(Interface dataset entries)
_____

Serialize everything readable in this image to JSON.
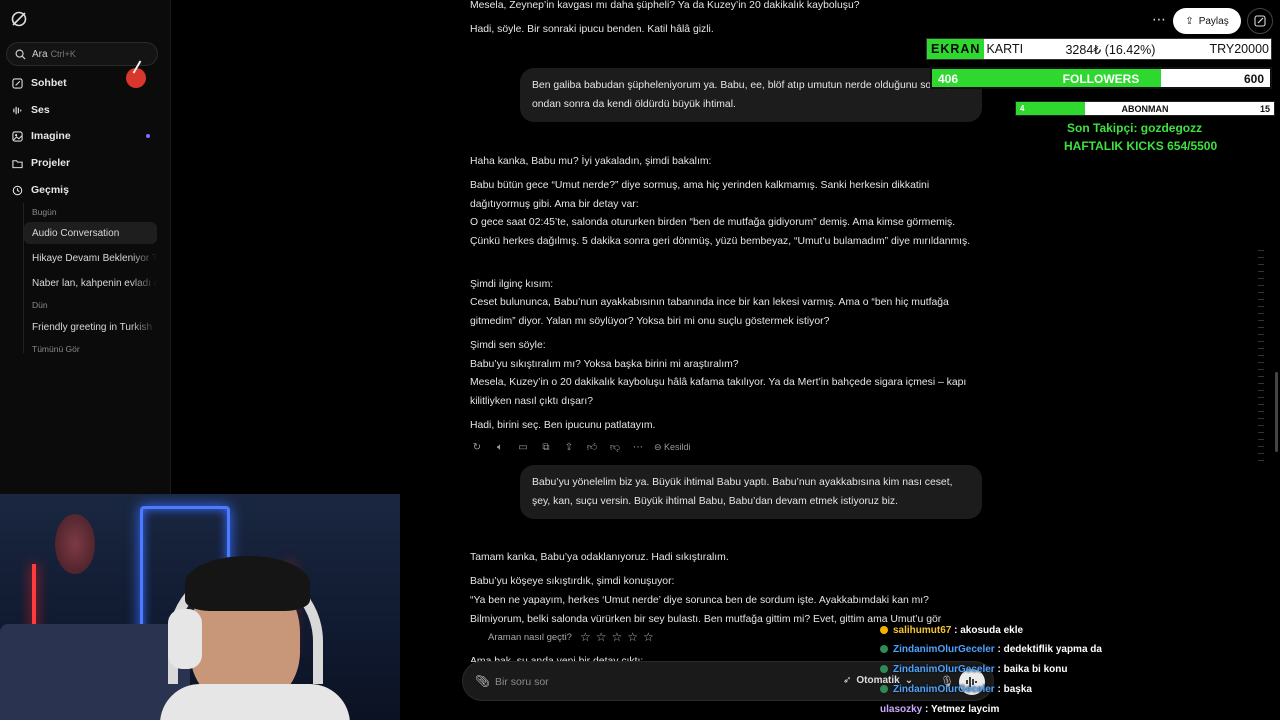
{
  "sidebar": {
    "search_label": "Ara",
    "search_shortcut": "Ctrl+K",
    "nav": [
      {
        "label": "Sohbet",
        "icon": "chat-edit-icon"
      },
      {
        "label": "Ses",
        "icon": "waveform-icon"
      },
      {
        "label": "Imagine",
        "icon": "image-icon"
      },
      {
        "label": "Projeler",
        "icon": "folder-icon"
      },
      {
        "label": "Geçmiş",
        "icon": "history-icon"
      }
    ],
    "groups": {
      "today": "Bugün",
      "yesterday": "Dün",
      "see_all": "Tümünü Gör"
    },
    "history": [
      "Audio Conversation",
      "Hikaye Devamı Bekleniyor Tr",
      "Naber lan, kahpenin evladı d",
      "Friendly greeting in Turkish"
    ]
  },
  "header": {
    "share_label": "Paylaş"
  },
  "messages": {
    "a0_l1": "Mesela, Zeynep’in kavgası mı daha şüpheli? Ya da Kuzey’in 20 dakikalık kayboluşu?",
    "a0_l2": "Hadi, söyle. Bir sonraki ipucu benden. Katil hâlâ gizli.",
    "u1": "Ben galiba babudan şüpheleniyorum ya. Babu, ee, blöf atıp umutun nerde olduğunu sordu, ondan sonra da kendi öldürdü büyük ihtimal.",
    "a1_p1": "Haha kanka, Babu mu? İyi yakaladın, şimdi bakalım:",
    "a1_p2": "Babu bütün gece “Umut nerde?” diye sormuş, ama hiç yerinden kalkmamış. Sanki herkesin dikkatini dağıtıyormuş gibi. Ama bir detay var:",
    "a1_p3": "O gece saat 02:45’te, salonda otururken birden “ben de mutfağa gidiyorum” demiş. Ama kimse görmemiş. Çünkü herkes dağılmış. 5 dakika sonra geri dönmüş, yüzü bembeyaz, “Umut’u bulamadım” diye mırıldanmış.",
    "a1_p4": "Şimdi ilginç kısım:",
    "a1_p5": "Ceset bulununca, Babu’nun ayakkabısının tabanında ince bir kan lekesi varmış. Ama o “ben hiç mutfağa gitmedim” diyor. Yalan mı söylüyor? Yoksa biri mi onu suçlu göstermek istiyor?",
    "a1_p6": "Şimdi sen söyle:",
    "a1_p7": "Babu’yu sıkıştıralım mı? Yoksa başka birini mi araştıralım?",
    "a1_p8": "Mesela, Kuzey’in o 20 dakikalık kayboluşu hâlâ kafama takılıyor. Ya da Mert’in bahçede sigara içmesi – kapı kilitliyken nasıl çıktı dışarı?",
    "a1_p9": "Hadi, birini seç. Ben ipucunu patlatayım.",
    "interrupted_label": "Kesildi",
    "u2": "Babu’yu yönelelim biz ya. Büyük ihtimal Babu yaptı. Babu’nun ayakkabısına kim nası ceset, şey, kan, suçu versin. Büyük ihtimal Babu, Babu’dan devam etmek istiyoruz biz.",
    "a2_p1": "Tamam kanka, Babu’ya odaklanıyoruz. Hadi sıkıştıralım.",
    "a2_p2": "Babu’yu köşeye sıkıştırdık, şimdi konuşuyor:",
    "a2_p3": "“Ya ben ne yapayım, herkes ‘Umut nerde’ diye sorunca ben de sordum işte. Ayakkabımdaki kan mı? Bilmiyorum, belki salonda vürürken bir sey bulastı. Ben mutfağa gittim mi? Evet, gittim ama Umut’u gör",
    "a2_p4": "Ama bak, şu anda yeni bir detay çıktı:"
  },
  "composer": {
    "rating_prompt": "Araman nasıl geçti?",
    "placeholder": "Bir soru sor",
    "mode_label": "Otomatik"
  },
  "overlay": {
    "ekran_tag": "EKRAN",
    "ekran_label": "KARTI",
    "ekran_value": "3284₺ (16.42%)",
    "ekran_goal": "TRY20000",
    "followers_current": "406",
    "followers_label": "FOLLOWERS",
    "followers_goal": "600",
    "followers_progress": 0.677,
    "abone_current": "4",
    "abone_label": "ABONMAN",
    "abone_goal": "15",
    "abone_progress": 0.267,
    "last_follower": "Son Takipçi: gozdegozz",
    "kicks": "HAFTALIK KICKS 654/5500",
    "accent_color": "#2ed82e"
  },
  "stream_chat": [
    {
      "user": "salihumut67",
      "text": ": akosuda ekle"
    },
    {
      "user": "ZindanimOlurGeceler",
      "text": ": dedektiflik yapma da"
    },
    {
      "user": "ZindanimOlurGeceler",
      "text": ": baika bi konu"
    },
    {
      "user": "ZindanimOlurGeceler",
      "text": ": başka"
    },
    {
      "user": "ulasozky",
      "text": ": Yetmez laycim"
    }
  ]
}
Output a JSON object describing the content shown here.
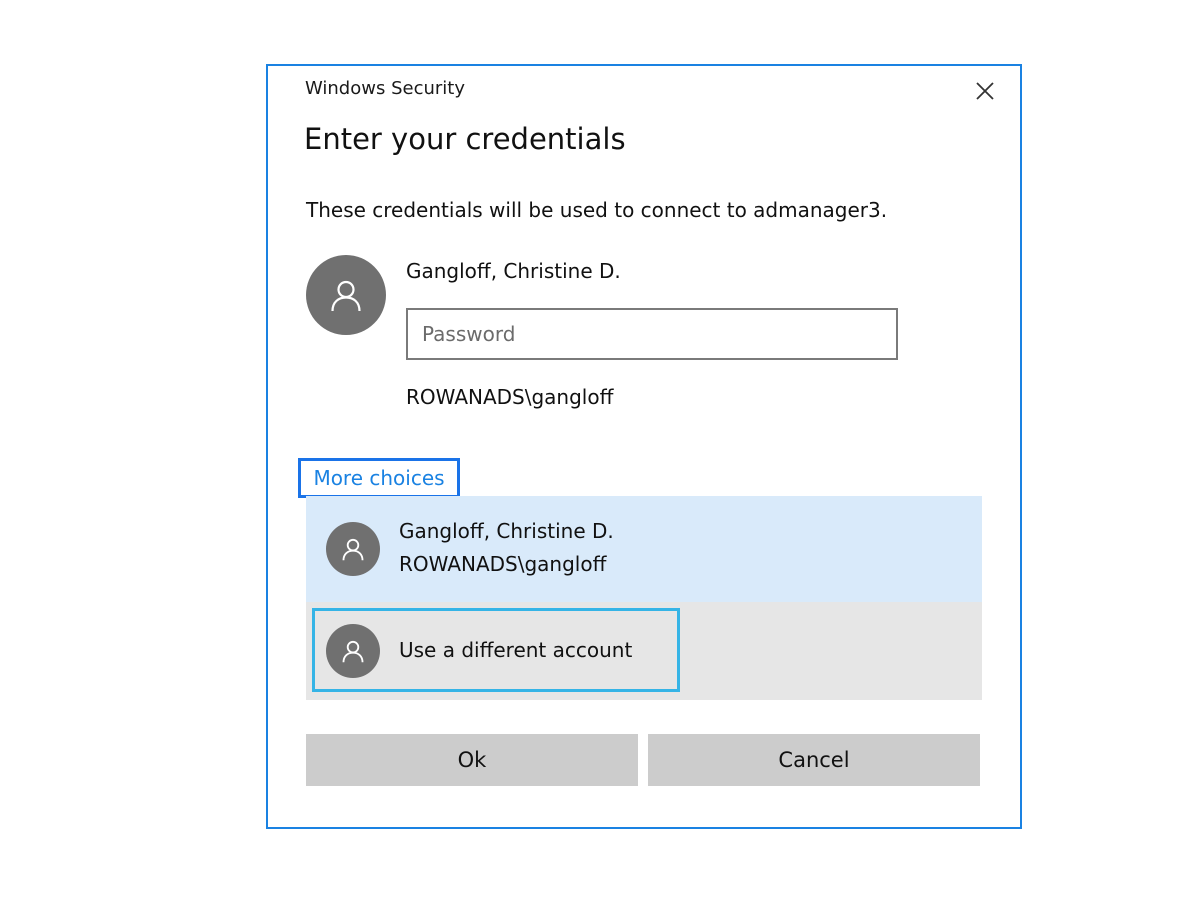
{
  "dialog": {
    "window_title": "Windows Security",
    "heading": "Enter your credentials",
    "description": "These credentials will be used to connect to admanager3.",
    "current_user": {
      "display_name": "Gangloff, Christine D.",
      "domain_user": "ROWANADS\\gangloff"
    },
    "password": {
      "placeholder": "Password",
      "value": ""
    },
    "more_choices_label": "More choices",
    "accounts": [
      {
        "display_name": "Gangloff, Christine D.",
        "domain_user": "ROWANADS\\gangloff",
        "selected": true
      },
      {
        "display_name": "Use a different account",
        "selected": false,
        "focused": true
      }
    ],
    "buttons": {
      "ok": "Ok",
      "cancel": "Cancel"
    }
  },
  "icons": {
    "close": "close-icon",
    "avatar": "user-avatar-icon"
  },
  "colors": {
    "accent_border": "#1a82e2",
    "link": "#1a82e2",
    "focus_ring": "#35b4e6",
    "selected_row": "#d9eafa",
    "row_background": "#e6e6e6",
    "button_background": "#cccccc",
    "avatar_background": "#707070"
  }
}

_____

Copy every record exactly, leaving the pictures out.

Solution for this task |
Serialize everything readable in this image to JSON.
{
  "sidebar": {
    "search_label": "Ara",
    "search_shortcut": "Ctrl+K",
    "nav": [
      {
        "label": "Sohbet",
        "icon": "chat-edit-icon"
      },
      {
        "label": "Ses",
        "icon": "waveform-icon"
      },
      {
        "label": "Imagine",
        "icon": "image-icon"
      },
      {
        "label": "Projeler",
        "icon": "folder-icon"
      },
      {
        "label": "Geçmiş",
        "icon": "history-icon"
      }
    ],
    "groups": {
      "today": "Bugün",
      "yesterday": "Dün",
      "see_all": "Tümünü Gör"
    },
    "history": [
      "Audio Conversation",
      "Hikaye Devamı Bekleniyor Tr",
      "Naber lan, kahpenin evladı d",
      "Friendly greeting in Turkish"
    ]
  },
  "header": {
    "share_label": "Paylaş"
  },
  "messages": {
    "a0_l1": "Mesela, Zeynep’in kavgası mı daha şüpheli? Ya da Kuzey’in 20 dakikalık kayboluşu?",
    "a0_l2": "Hadi, söyle. Bir sonraki ipucu benden. Katil hâlâ gizli.",
    "u1": "Ben galiba babudan şüpheleniyorum ya. Babu, ee, blöf atıp umutun nerde olduğunu sordu, ondan sonra da kendi öldürdü büyük ihtimal.",
    "a1_p1": "Haha kanka, Babu mu? İyi yakaladın, şimdi bakalım:",
    "a1_p2": "Babu bütün gece “Umut nerde?” diye sormuş, ama hiç yerinden kalkmamış. Sanki herkesin dikkatini dağıtıyormuş gibi. Ama bir detay var:",
    "a1_p3": "O gece saat 02:45’te, salonda otururken birden “ben de mutfağa gidiyorum” demiş. Ama kimse görmemiş. Çünkü herkes dağılmış. 5 dakika sonra geri dönmüş, yüzü bembeyaz, “Umut’u bulamadım” diye mırıldanmış.",
    "a1_p4": "Şimdi ilginç kısım:",
    "a1_p5": "Ceset bulununca, Babu’nun ayakkabısının tabanında ince bir kan lekesi varmış. Ama o “ben hiç mutfağa gitmedim” diyor. Yalan mı söylüyor? Yoksa biri mi onu suçlu göstermek istiyor?",
    "a1_p6": "Şimdi sen söyle:",
    "a1_p7": "Babu’yu sıkıştıralım mı? Yoksa başka birini mi araştıralım?",
    "a1_p8": "Mesela, Kuzey’in o 20 dakikalık kayboluşu hâlâ kafama takılıyor. Ya da Mert’in bahçede sigara içmesi – kapı kilitliyken nasıl çıktı dışarı?",
    "a1_p9": "Hadi, birini seç. Ben ipucunu patlatayım.",
    "interrupted_label": "Kesildi",
    "u2": "Babu’yu yönelelim biz ya. Büyük ihtimal Babu yaptı. Babu’nun ayakkabısına kim nası ceset, şey, kan, suçu versin. Büyük ihtimal Babu, Babu’dan devam etmek istiyoruz biz.",
    "a2_p1": "Tamam kanka, Babu’ya odaklanıyoruz. Hadi sıkıştıralım.",
    "a2_p2": "Babu’yu köşeye sıkıştırdık, şimdi konuşuyor:",
    "a2_p3": "“Ya ben ne yapayım, herkes ‘Umut nerde’ diye sorunca ben de sordum işte. Ayakkabımdaki kan mı? Bilmiyorum, belki salonda vürürken bir sey bulastı. Ben mutfağa gittim mi? Evet, gittim ama Umut’u gör",
    "a2_p4": "Ama bak, şu anda yeni bir detay çıktı:"
  },
  "composer": {
    "rating_prompt": "Araman nasıl geçti?",
    "placeholder": "Bir soru sor",
    "mode_label": "Otomatik"
  },
  "overlay": {
    "ekran_tag": "EKRAN",
    "ekran_label": "KARTI",
    "ekran_value": "3284₺ (16.42%)",
    "ekran_goal": "TRY20000",
    "followers_current": "406",
    "followers_label": "FOLLOWERS",
    "followers_goal": "600",
    "followers_progress": 0.677,
    "abone_current": "4",
    "abone_label": "ABONMAN",
    "abone_goal": "15",
    "abone_progress": 0.267,
    "last_follower": "Son Takipçi: gozdegozz",
    "kicks": "HAFTALIK KICKS 654/5500",
    "accent_color": "#2ed82e"
  },
  "stream_chat": [
    {
      "user": "salihumut67",
      "text": ": akosuda ekle"
    },
    {
      "user": "ZindanimOlurGeceler",
      "text": ": dedektiflik yapma da"
    },
    {
      "user": "ZindanimOlurGeceler",
      "text": ": baika bi konu"
    },
    {
      "user": "ZindanimOlurGeceler",
      "text": ": başka"
    },
    {
      "user": "ulasozky",
      "text": ": Yetmez laycim"
    }
  ]
}
Output a JSON object describing the content shown here.
{
  "dialog": {
    "window_title": "Windows Security",
    "heading": "Enter your credentials",
    "description": "These credentials will be used to connect to admanager3.",
    "current_user": {
      "display_name": "Gangloff, Christine D.",
      "domain_user": "ROWANADS\\gangloff"
    },
    "password": {
      "placeholder": "Password",
      "value": ""
    },
    "more_choices_label": "More choices",
    "accounts": [
      {
        "display_name": "Gangloff, Christine D.",
        "domain_user": "ROWANADS\\gangloff",
        "selected": true
      },
      {
        "display_name": "Use a different account",
        "selected": false,
        "focused": true
      }
    ],
    "buttons": {
      "ok": "Ok",
      "cancel": "Cancel"
    }
  },
  "icons": {
    "close": "close-icon",
    "avatar": "user-avatar-icon"
  },
  "colors": {
    "accent_border": "#1a82e2",
    "link": "#1a82e2",
    "focus_ring": "#35b4e6",
    "selected_row": "#d9eafa",
    "row_background": "#e6e6e6",
    "button_background": "#cccccc",
    "avatar_background": "#707070"
  }
}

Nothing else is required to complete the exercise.